> _TASK DIRECTIONS_
Only the text of the records below belongs in the answer, copied exactly, with pictures omitted.

*** DATA FOR THIS TASK Section Begins ***

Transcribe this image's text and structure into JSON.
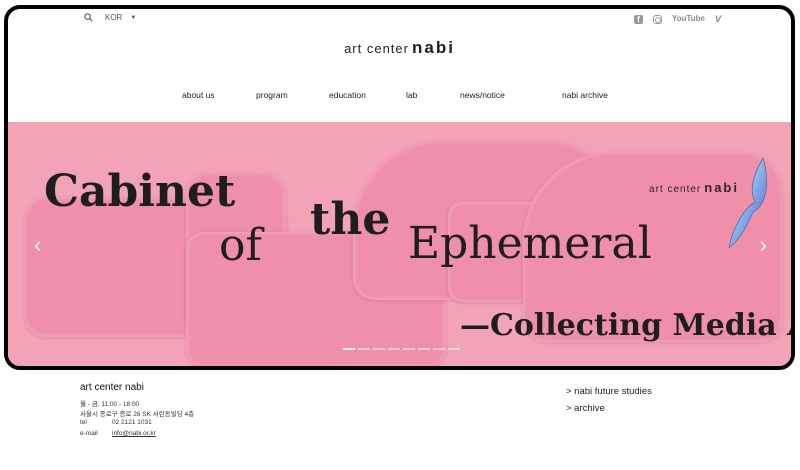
{
  "top": {
    "lang_label": "KOR",
    "social": [
      "facebook-icon",
      "instagram-icon",
      "youtube-icon",
      "vimeo-icon"
    ],
    "youtube_text": "YouTube",
    "vimeo_text": "V"
  },
  "logo": {
    "light": "art center",
    "bold": "nabi"
  },
  "nav": [
    {
      "label": "about us"
    },
    {
      "label": "program"
    },
    {
      "label": "education"
    },
    {
      "label": "lab"
    },
    {
      "label": "news/notice"
    },
    {
      "label": "nabi archive"
    }
  ],
  "hero": {
    "line1": "Cabinet",
    "line2": "of",
    "line3": "the",
    "line4": "Ephemeral",
    "line5": "—Collecting Media Art",
    "brand_light": "art center",
    "brand_bold": "nabi",
    "slide_count": 8,
    "active_slide": 1,
    "colors": {
      "background": "#f2a4b6",
      "blob": "#ef8fa9",
      "text": "#1e1e1e"
    }
  },
  "footer": {
    "name": "art center nabi",
    "hours": "월 - 금, 11:00 - 18:00",
    "address": "서울시 종로구 종로 26 SK 서린동빌딩 4층",
    "tel_label": "tel",
    "tel_value": "02 2121 1031",
    "email_label": "e-mail",
    "email_value": "info@nabi.or.kr",
    "links": [
      "> nabi future studies",
      "> archive"
    ]
  }
}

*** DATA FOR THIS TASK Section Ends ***

> _RESULT_
Transcribe this image's text and structure into JSON.
{
  "top": {
    "lang_label": "KOR",
    "social": [
      "facebook-icon",
      "instagram-icon",
      "youtube-icon",
      "vimeo-icon"
    ],
    "youtube_text": "YouTube",
    "vimeo_text": "V"
  },
  "logo": {
    "light": "art center",
    "bold": "nabi"
  },
  "nav": [
    {
      "label": "about us"
    },
    {
      "label": "program"
    },
    {
      "label": "education"
    },
    {
      "label": "lab"
    },
    {
      "label": "news/notice"
    },
    {
      "label": "nabi archive"
    }
  ],
  "hero": {
    "line1": "Cabinet",
    "line2": "of",
    "line3": "the",
    "line4": "Ephemeral",
    "line5": "—Collecting Media Art",
    "brand_light": "art center",
    "brand_bold": "nabi",
    "slide_count": 8,
    "active_slide": 1,
    "colors": {
      "background": "#f2a4b6",
      "blob": "#ef8fa9",
      "text": "#1e1e1e"
    }
  },
  "footer": {
    "name": "art center nabi",
    "hours": "월 - 금, 11:00 - 18:00",
    "address": "서울시 종로구 종로 26 SK 서린동빌딩 4층",
    "tel_label": "tel",
    "tel_value": "02 2121 1031",
    "email_label": "e-mail",
    "email_value": "info@nabi.or.kr",
    "links": [
      "> nabi future studies",
      "> archive"
    ]
  }
}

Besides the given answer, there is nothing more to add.